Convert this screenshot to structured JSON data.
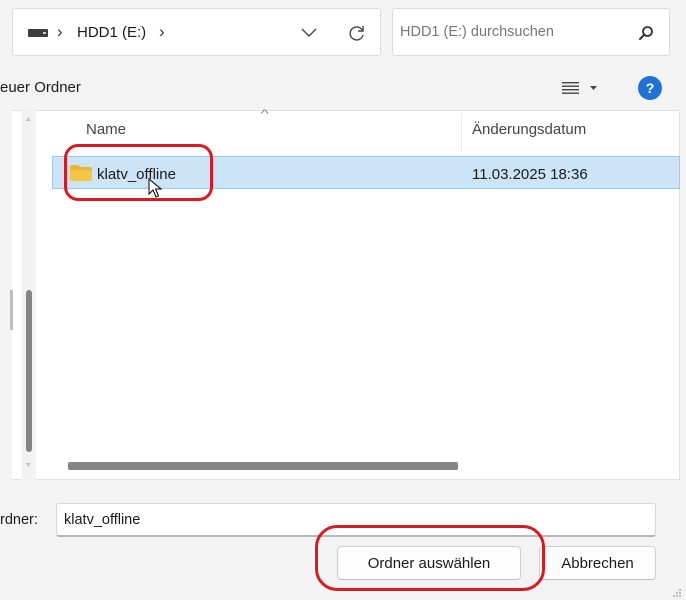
{
  "address": {
    "separator": "›",
    "breadcrumb": "HDD1 (E:)",
    "trailing_separator": "›"
  },
  "search": {
    "placeholder": "HDD1 (E:) durchsuchen"
  },
  "toolbar": {
    "new_folder_label": "euer Ordner",
    "help_label": "?"
  },
  "columns": {
    "name": "Name",
    "date": "Änderungsdatum"
  },
  "rows": [
    {
      "name": "klatv_offline",
      "date": "11.03.2025 18:36",
      "selected": true
    }
  ],
  "footer": {
    "folder_label": "rdner:",
    "folder_value": "klatv_offline",
    "select_button": "Ordner auswählen",
    "cancel_button": "Abbrechen"
  },
  "colors": {
    "selection": "#cce4f7",
    "selection_border": "#99c9ef",
    "highlight": "#d81b22",
    "help_blue": "#1f72d6",
    "folder_yellow": "#f4c542"
  },
  "icons": [
    "drive-icon",
    "chevron-down-icon",
    "refresh-icon",
    "search-icon",
    "view-options-icon",
    "help-icon",
    "folder-icon",
    "mouse-cursor-icon"
  ]
}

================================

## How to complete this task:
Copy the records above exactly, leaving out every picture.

## Completed exercise:
Convert this screenshot to structured JSON data.
{
  "address": {
    "separator": "›",
    "breadcrumb": "HDD1 (E:)",
    "trailing_separator": "›"
  },
  "search": {
    "placeholder": "HDD1 (E:) durchsuchen"
  },
  "toolbar": {
    "new_folder_label": "euer Ordner",
    "help_label": "?"
  },
  "columns": {
    "name": "Name",
    "date": "Änderungsdatum"
  },
  "rows": [
    {
      "name": "klatv_offline",
      "date": "11.03.2025 18:36",
      "selected": true
    }
  ],
  "footer": {
    "folder_label": "rdner:",
    "folder_value": "klatv_offline",
    "select_button": "Ordner auswählen",
    "cancel_button": "Abbrechen"
  },
  "colors": {
    "selection": "#cce4f7",
    "selection_border": "#99c9ef",
    "highlight": "#d81b22",
    "help_blue": "#1f72d6",
    "folder_yellow": "#f4c542"
  },
  "icons": [
    "drive-icon",
    "chevron-down-icon",
    "refresh-icon",
    "search-icon",
    "view-options-icon",
    "help-icon",
    "folder-icon",
    "mouse-cursor-icon"
  ]
}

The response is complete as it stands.